About six years ago, Purdue started laying the groundwork for what is now its newest research center, the Purdue Autism Center.
While the group just recently achieved center status in March, the foundation started six years ago after both community and faculty members submitted a "white paper." The document petitioned the provost to make autism research a focal point at Purdue, according to A.J. Schwichtenberg, a co-director and founding member of the center.
Schwichtenberg’s experience in autism stems from her college years at Hamline University, when she worked as a clown making animal balloons and performing magic tricks, among other clown activities, she said. The child engagement skills she picked up as a clown translated well when she pursued autism intervention and, eventually, full-time work with families.
After graduating, Schwichtenberg took autism intervention as a full time gig and began engaging with many more families as a practitioner.
Eventually, it became too exhausting.
“I couldn’t maintain that level of enthusiasm, that level of being on every day,” she said.
She then moved on to graduate school at the University of Wisconsin Madison and did a postdoc at the Michigan Institute of Neurological Disorders, one of the seminal autism centers in the United States, she said. Schwichtenberg came to Purdue around 2014 after being attracted by the opportunity of a research center.
At the beginning, the provost granted a cluster hire, which meant Purdue would seek new faculty with an interest in autism research.
The response was met with a strong supply of faculty members, spread across multiple departments. In all, the center started with 13 founding faculty members who have been active the past five years, Swichtenberg said.
The center was granted university-sanctioned center status in March providing them legitimacy in the world of national autism research as well as opening the doors to center-based funding.
"(It) makes us more competitive for several kinds of grants, including student training grants like a T32 from the National Institutes of Health," Schwichtenberg said.
Now, the overall focus is to “understand, assess and treat individuals with autism spectrum disorders; our effort spans basic biological and genetic to behavioral and applied approaches,” the center’s website says.
More specifically, the center has “designed coursework, we have research experience across a wide diversity of labs, we have community engagement aspects and then we also have 35 funded autism research projects,” Schwichtenberg said.

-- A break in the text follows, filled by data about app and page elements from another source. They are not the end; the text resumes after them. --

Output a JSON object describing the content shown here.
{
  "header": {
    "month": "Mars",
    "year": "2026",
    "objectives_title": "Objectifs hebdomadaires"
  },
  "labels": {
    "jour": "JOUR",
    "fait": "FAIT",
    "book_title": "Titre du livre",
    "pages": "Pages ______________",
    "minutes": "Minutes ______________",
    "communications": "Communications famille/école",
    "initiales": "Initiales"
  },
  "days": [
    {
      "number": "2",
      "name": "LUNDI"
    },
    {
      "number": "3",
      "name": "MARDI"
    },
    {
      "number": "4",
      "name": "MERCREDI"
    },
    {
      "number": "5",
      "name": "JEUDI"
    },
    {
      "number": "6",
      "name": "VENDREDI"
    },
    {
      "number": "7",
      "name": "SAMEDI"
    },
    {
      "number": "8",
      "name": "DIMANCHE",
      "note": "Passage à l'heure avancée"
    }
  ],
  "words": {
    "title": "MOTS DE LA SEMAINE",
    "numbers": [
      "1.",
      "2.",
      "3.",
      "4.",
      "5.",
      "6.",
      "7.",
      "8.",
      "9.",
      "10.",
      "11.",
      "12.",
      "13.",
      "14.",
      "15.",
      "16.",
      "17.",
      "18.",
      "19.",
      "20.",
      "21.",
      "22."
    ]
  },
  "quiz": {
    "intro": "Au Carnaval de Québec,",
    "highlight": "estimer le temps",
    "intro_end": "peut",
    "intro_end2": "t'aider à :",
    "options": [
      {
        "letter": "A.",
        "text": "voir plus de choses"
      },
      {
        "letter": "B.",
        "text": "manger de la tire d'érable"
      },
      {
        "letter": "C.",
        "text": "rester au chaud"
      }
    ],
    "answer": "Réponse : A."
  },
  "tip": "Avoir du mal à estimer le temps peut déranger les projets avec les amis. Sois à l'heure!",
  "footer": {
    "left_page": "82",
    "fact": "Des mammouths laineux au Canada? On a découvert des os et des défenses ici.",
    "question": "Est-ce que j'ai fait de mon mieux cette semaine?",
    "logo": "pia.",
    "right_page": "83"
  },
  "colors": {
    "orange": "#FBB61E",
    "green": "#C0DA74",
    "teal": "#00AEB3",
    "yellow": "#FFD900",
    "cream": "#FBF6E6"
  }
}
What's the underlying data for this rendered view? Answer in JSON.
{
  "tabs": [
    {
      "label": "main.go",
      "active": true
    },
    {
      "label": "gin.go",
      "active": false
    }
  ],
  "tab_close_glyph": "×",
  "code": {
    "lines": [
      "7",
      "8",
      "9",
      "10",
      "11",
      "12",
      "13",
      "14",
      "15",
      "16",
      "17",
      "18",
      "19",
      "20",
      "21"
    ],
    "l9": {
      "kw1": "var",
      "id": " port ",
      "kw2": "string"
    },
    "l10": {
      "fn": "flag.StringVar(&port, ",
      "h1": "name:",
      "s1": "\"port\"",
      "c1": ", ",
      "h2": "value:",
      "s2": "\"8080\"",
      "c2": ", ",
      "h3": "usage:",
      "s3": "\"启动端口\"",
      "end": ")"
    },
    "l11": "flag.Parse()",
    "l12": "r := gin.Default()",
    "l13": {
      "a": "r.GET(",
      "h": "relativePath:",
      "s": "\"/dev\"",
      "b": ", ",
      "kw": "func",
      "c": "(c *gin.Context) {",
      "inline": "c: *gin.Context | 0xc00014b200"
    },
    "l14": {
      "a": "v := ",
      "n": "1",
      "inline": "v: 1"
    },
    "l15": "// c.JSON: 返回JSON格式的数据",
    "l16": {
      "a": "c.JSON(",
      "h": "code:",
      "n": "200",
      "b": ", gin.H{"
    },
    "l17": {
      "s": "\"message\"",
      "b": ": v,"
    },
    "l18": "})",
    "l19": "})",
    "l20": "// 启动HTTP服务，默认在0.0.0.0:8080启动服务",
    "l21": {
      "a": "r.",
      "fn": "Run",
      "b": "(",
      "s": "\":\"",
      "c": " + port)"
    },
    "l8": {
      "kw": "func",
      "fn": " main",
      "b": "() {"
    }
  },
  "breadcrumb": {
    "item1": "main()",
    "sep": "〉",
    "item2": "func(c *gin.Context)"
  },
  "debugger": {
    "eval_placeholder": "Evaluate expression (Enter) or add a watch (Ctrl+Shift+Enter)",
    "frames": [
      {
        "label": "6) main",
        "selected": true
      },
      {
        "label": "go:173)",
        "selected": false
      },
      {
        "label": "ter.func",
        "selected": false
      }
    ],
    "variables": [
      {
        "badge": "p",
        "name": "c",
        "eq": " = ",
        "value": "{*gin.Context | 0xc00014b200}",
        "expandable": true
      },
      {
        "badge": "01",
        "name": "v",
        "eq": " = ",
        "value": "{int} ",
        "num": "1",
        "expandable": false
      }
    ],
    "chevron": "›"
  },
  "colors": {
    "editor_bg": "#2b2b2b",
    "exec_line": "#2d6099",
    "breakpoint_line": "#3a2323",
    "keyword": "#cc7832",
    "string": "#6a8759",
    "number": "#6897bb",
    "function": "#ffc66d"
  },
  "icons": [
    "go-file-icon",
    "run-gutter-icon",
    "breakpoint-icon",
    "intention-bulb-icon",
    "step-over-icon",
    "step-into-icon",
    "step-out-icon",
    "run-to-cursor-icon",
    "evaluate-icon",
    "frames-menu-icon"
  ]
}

With research across multiple departments comes more opportunities for students. Some students can work from a data science perspective, where a student works with data that is already collected.
In Kelsie Thacker’s case, she works on family routines with the families to establish bedtimes and meal routines for infants with autism "so that the whole process is just smoother for the parents and the kids," she said.
Thacker, a hearing sciences major, conducts data entry for the project as well as behavioral coding.
Thacker plans to become a speech language pathologist to help children with their speech impediments.
“A lot of kids who have autism will also have speech concerns,” Thacker said.
The research is a collaborative effort across the colleges of Health and Human Sciences, Science, Education and Veterinary Medicine. While there isn’t a sole, designated building, research is conducted at the Steer Speech and Language Clinic, Seng-Liang Wang Hall, Psychological Science building and the Biological Science building, Schwichtenberg said.
Researchers also utilize telehealth communications, such as through a computer or mobile phone, as well as physical interactions with families and children.
While research is a primary focus, the center also sponsors outreach events, including summer camps, training, guest speakers and intervention programs, according to a Purdue press release.
Many of the families that participate in the research come with communication concerns about their children, Thacker said.
“So either they’re having trouble communicating with their child or their child doesn’t fully know how to communicate with them,” Thacker said, “so through this project, they learn more efficient ways to communicate and the child also learns better communication skills.
“I think that just helps with overall satisfaction.”